More information about noaacap can be found on my github page.

DV4mini RPi Image Updated to Raspbian Stretch

The K2DLS DV4mini image for the Raspberry Pi 2 and 3 has been updated to Raspbian Stretch.  The DV4mini client and BMXTG 1.3 start automatically upon boot.  VNC has been updated to RealVNC.  Both VNC and ssh are started by default.

The installation fits nicely on an 8 GB SD card and it looks great on my 7″ touchscreen display.

The default password for the pi user is “raspberry” — please change it immediately!

The image may be found here.

Solar Eclipse Data Collection Project

Between 1600 – 2015 UTC on August 21, 2017, as the solar eclipse swept across the nation, I captured much of the lower 2 MHz of the radio frequency spectrum.  I used a Microtelecom Perseus SDR, a 130′ inverted L with four radials, and lots of disk space.  In doing so, I have created a permanent record of this portion of the RF spectrum during the solar eclipse.

I am making the spectrum capture files available for your analysis and research.  Each file contains a 5 minute segment.  If you download a group of files, they will play in succession.

You can use the demo version of the Perseus software or any other software that can read the Perseus data, such as Linrad or HDSDR.  You cannot use just an audio player to play the files, even though they have .wav extentions.
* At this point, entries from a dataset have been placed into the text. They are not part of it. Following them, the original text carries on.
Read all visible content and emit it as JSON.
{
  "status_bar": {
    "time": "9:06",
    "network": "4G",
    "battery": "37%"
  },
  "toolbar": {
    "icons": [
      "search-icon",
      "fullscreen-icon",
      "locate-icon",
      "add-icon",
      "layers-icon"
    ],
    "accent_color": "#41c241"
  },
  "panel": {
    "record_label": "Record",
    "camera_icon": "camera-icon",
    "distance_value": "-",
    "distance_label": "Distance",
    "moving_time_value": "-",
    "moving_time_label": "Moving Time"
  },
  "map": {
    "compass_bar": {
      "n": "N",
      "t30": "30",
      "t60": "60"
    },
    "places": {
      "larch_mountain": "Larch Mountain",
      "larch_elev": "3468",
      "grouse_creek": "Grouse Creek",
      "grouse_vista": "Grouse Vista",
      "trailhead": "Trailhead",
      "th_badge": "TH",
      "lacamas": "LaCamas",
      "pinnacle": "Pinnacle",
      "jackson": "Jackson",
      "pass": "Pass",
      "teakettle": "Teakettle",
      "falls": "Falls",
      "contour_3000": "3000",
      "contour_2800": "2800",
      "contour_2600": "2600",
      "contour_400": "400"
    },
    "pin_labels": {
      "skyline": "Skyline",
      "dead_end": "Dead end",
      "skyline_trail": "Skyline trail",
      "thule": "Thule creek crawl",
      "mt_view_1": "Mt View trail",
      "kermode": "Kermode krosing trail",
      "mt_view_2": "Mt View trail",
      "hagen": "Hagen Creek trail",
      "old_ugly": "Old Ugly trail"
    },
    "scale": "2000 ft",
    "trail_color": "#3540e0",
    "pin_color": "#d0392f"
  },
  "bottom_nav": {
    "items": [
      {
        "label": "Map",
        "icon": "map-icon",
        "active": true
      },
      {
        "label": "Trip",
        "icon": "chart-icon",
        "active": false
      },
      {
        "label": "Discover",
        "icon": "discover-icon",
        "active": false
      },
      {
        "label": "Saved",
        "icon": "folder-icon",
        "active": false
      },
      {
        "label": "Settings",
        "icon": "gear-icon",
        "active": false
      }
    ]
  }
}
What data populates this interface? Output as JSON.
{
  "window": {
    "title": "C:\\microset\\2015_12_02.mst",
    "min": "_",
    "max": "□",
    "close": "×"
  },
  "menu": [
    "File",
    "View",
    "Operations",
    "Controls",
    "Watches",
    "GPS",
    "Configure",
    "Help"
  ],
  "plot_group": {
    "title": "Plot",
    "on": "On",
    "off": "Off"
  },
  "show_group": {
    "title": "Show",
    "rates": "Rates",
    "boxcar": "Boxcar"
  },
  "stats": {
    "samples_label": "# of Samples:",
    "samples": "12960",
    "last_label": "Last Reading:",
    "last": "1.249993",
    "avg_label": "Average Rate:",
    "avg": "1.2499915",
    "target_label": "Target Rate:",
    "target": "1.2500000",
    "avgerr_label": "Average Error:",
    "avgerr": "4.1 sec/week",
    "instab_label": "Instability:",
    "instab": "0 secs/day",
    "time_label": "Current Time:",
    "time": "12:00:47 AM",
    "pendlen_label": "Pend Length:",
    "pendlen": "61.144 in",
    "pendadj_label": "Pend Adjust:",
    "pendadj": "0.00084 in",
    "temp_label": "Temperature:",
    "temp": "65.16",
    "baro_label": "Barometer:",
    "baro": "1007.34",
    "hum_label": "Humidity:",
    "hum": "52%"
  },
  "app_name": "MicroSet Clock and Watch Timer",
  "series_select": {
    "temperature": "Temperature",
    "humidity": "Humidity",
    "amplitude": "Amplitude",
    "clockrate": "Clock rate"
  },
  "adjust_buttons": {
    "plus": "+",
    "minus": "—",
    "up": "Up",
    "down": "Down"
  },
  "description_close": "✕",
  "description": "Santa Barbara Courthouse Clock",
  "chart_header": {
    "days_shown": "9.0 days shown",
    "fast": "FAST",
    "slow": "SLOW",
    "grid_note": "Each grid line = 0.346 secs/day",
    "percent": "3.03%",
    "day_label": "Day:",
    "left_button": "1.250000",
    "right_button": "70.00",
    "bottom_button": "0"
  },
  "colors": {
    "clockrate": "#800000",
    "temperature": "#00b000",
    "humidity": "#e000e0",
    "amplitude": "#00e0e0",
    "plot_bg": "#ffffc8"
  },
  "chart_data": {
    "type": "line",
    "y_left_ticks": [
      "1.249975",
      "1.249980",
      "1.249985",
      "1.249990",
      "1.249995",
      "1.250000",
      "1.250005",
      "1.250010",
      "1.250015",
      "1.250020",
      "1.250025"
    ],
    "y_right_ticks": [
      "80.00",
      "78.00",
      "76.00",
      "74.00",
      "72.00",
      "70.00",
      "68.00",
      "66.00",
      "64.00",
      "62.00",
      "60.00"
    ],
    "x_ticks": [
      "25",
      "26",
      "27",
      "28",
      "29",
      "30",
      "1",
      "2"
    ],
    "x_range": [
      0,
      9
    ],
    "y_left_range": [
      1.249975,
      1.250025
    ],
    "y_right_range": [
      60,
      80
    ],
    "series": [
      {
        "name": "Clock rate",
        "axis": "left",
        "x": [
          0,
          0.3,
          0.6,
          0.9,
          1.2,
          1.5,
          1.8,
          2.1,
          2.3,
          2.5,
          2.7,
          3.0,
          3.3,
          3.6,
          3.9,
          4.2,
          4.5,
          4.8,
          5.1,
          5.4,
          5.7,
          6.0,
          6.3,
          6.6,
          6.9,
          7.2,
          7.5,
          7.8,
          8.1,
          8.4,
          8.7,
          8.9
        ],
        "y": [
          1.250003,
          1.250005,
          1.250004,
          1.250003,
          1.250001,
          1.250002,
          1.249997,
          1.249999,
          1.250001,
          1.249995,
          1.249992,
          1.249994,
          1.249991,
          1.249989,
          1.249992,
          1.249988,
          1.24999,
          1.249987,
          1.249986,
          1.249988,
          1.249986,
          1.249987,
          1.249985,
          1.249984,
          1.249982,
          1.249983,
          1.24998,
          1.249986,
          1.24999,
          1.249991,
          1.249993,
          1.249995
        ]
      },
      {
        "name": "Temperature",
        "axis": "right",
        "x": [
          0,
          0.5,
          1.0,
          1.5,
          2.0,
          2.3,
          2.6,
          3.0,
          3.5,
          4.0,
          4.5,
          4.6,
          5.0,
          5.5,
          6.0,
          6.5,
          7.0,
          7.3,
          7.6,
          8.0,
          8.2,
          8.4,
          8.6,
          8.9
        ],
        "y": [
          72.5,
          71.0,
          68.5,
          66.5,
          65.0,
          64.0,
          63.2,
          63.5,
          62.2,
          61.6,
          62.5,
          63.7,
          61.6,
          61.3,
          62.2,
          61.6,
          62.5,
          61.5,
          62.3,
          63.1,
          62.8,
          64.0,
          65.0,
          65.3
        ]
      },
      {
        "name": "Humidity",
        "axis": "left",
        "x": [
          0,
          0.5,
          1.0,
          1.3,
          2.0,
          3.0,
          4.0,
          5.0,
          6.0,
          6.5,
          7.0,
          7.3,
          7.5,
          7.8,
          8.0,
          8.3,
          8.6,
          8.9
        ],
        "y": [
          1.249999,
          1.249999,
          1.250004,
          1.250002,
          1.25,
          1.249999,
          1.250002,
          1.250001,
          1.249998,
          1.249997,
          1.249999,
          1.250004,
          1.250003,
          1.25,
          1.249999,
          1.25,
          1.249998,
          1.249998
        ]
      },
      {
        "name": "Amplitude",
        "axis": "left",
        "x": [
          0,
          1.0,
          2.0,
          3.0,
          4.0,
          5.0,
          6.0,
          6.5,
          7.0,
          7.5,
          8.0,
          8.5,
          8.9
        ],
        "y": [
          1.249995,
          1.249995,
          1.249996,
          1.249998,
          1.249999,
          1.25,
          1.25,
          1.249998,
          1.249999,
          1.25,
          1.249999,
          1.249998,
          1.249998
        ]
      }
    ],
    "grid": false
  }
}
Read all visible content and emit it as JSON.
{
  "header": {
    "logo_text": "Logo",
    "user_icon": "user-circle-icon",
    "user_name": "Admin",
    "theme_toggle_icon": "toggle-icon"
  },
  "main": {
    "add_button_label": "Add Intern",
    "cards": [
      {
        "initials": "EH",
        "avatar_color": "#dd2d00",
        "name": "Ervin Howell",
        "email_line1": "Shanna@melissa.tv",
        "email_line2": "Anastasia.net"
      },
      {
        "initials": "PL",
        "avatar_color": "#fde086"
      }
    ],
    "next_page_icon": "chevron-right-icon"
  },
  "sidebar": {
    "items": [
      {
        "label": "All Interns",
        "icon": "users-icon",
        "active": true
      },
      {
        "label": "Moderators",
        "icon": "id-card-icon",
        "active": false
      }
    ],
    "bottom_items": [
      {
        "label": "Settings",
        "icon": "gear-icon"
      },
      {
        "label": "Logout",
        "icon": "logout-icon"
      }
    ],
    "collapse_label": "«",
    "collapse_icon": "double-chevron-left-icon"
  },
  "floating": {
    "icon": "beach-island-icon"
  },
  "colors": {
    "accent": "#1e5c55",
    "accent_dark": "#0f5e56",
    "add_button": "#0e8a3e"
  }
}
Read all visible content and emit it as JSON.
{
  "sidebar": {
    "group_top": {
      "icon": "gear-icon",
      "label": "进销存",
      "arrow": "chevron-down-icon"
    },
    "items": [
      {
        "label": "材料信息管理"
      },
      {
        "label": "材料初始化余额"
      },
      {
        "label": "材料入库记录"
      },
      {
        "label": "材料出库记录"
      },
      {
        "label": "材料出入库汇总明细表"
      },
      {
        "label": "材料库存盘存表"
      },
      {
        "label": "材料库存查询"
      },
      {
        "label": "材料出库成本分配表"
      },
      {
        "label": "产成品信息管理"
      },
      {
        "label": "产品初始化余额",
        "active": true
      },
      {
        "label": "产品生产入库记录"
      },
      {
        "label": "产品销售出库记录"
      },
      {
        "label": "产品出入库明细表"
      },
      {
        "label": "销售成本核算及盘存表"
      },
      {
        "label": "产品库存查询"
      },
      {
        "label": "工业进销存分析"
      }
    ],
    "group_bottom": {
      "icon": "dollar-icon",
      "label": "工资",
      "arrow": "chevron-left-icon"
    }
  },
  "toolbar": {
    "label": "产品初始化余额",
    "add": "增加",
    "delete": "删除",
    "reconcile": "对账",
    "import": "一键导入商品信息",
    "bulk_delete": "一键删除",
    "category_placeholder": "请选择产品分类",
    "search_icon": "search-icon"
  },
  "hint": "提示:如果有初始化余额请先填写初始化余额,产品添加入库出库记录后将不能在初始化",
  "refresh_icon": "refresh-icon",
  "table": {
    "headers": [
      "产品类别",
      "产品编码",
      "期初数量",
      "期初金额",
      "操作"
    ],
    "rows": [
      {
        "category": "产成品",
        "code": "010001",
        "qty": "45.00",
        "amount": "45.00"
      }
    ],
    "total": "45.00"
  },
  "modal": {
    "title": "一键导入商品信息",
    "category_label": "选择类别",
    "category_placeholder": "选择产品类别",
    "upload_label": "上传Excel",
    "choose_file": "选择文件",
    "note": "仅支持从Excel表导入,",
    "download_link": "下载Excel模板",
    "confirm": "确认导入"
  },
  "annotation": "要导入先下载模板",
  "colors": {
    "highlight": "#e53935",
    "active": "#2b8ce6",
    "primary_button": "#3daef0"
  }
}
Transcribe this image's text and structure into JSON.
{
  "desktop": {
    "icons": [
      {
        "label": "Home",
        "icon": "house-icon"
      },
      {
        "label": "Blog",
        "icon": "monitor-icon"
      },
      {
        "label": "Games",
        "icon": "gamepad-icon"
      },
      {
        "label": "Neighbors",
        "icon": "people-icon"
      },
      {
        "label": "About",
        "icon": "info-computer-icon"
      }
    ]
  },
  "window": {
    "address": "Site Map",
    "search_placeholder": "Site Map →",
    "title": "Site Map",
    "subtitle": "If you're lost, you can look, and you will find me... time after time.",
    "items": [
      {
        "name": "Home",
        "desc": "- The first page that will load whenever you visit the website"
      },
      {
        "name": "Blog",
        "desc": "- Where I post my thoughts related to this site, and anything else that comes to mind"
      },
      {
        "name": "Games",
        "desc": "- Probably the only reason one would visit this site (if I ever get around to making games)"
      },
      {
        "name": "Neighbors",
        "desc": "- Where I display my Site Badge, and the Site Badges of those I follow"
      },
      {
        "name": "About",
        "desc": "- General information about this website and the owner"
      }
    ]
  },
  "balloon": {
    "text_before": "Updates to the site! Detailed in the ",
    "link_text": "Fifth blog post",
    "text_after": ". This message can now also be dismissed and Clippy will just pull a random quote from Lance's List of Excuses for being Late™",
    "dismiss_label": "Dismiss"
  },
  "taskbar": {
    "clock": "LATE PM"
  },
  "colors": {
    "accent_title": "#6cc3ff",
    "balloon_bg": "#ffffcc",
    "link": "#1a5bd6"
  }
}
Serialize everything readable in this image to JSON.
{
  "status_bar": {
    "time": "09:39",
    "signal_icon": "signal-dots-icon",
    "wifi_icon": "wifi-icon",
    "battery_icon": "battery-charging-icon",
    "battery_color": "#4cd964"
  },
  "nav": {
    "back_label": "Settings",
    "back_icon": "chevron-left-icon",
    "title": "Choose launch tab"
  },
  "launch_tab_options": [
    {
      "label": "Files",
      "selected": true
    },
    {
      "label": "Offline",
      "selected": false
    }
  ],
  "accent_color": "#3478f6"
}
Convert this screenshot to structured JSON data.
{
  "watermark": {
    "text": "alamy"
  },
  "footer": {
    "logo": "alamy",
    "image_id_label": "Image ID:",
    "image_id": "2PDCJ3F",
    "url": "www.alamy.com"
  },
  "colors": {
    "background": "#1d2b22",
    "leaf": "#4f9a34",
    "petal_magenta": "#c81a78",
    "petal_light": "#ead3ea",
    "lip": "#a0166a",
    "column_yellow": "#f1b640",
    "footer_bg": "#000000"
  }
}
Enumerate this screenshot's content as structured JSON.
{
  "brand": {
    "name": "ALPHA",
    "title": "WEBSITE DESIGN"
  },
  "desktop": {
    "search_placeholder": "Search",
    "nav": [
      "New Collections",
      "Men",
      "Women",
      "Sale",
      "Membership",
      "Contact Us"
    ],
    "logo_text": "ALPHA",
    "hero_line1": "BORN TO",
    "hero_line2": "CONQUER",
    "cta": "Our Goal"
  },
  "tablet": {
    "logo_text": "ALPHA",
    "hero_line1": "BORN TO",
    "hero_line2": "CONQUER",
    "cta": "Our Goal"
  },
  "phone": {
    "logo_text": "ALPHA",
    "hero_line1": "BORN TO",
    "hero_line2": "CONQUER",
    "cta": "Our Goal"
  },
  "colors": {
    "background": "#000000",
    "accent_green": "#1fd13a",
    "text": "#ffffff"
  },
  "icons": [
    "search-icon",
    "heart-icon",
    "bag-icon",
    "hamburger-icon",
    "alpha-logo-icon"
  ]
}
Should you perform any analysis or otherwise make use of the files, I’d like to hear from you in the comments below.

Special thanks to Jav, K4JH, for donating the bandwidth for this effort.

BMXTG 1.3 released on Github

I’ve added BMXTG to Github and updated it to version 1.3.  File locations have been formalized for consistency and I’ve created a .deb package for easier install.

Brandmeister XTG Dialer v1.3 by K2DLS

If you have a running DV4mini build and want to add BMXTG, grab the .deb file from the link in the README.

To install:

sudo dpkg -i bmxtg-1.3.deb

After installing, copy the desktop file to your Desktop directory.  This will make the desktop icon available.

cp /usr/local/share/bmxtg/bmxtg.desktop ~/Desktop/